DescribingÂ Africaâ€™s mineralÂ transportÂ challenge as twofold, he said in a statement on Wednesday that there was â€œtoo muchâ€ bulk stock in a single region or country that did not have a direct line from pit-to-port, the establishment of which would require complex cross-border deals.
â€œMultiparty commitments were required to ensureÂ optimum infrastructure solutionsÂ are developed.
â€œOn the other hand, we are also faced with regions or countries where the volumes of resources that are being extracted from the mines arenâ€™t large enough to justify a business case for investment in largeÂ transportÂ infrastructure development,â€Â ScottÂ commented.
WSPÂ Civil and Structural Engineers COOÂ Darrin GreenÂ further noted that the bulk of logistics-associated infrastructure, particularlyÂ pit-to-port rail solutions, were driven and implemented by resources companies, which presented a â€œcomplicatedâ€ divergence of government requirements for social reform and the objectives of these companies.
â€œAt the end of the day, no amount ofÂ financeÂ and innovation is enough to get a pit-to-port project out of the pipeline and onto the ground without government engagement and transparent partnership, as infrastructure projects are long-term investments,â€Â Scottconcluded.
According toÂ Ruckus WirelessÂ regional sales directorÂ Michael Fletcher, seaÂ transportÂ was â€œusuallyâ€ the most economical way to move bulk stock, but this relied on the existence of efficient harbours and ports on the continent.
He asserted that there was a global trend for ports to become more involved in value-added activities, such as cargo processing and logistics, as there was an increasing need to improve the efficiency of pit-to-port turnover worldwide.
â€œExact positioning and tracking of all containers is, therefore, key. But, to optimally do so, connectivity and reliable connectivity is essential. As such, having access to a reliable connection allows logistic managers to obtain and manage container, crane and vehicle information in real time, which significantly optimises the entire chain process,â€ Fletcher held.

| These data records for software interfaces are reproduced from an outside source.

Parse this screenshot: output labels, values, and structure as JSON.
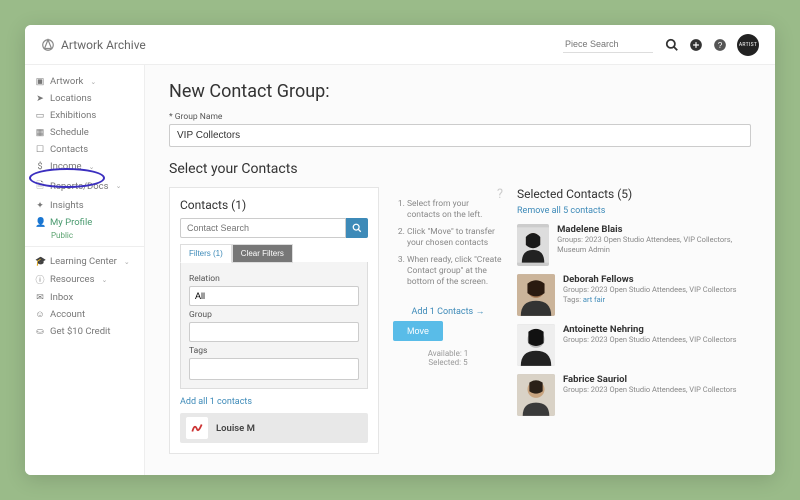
{
  "brand": "Artwork Archive",
  "topbar": {
    "search_placeholder": "Piece Search"
  },
  "sidebar": {
    "items": [
      {
        "label": "Artwork",
        "chev": true,
        "icon": "image"
      },
      {
        "label": "Locations",
        "icon": "location"
      },
      {
        "label": "Exhibitions",
        "icon": "frame"
      },
      {
        "label": "Schedule",
        "icon": "calendar"
      },
      {
        "label": "Contacts",
        "icon": "briefcase",
        "active": true
      },
      {
        "label": "Income",
        "chev": true,
        "icon": "money"
      },
      {
        "label": "Reports/Docs",
        "chev": true,
        "icon": "paper"
      },
      {
        "label": "Insights",
        "icon": "wand"
      },
      {
        "label": "My Profile",
        "icon": "person",
        "green": true,
        "sub": "Public"
      }
    ],
    "secondary": [
      {
        "label": "Learning Center",
        "chev": true,
        "icon": "grad"
      },
      {
        "label": "Resources",
        "chev": true,
        "icon": "info"
      },
      {
        "label": "Inbox",
        "icon": "mail"
      },
      {
        "label": "Account",
        "icon": "user"
      },
      {
        "label": "Get $10 Credit",
        "icon": "gift"
      }
    ]
  },
  "page": {
    "title": "New Contact Group:",
    "group_name_label": "* Group Name",
    "group_name_value": "VIP Collectors",
    "select_heading": "Select your Contacts"
  },
  "contacts_panel": {
    "title": "Contacts (1)",
    "search_placeholder": "Contact Search",
    "filter_tab": "Filters (1)",
    "clear_tab": "Clear Filters",
    "relation_label": "Relation",
    "relation_value": "All",
    "group_label": "Group",
    "group_value": "",
    "tags_label": "Tags",
    "tags_value": "",
    "add_all_link": "Add all 1 contacts",
    "row_name": "Louise M"
  },
  "middle": {
    "steps": [
      "Select from your contacts on the left.",
      "Click \"Move\" to transfer your chosen contacts",
      "When ready, click \"Create Contact group\" at the bottom of the screen."
    ],
    "add_link": "Add 1 Contacts",
    "move_label": "Move",
    "available_label": "Available: 1",
    "selected_label": "Selected: 5"
  },
  "selected": {
    "title": "Selected Contacts (5)",
    "remove_all": "Remove all 5 contacts",
    "items": [
      {
        "name": "Madelene Blais",
        "meta": "Groups: 2023 Open Studio Attendees, VIP Collectors, Museum Admin"
      },
      {
        "name": "Deborah Fellows",
        "meta": "Groups: 2023 Open Studio Attendees, VIP Collectors",
        "tags": "Tags: ",
        "taglink": "art fair"
      },
      {
        "name": "Antoinette Nehring",
        "meta": "Groups: 2023 Open Studio Attendees, VIP Collectors"
      },
      {
        "name": "Fabrice Sauriol",
        "meta": "Groups: 2023 Open Studio Attendees, VIP Collectors"
      }
    ]
  }
}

Dariel Solutions executive directorÂ Greg VercellottiÂ added that this would require mining companies, ports and harbours to acknowledge and adapt to newÂ and innovative technologies.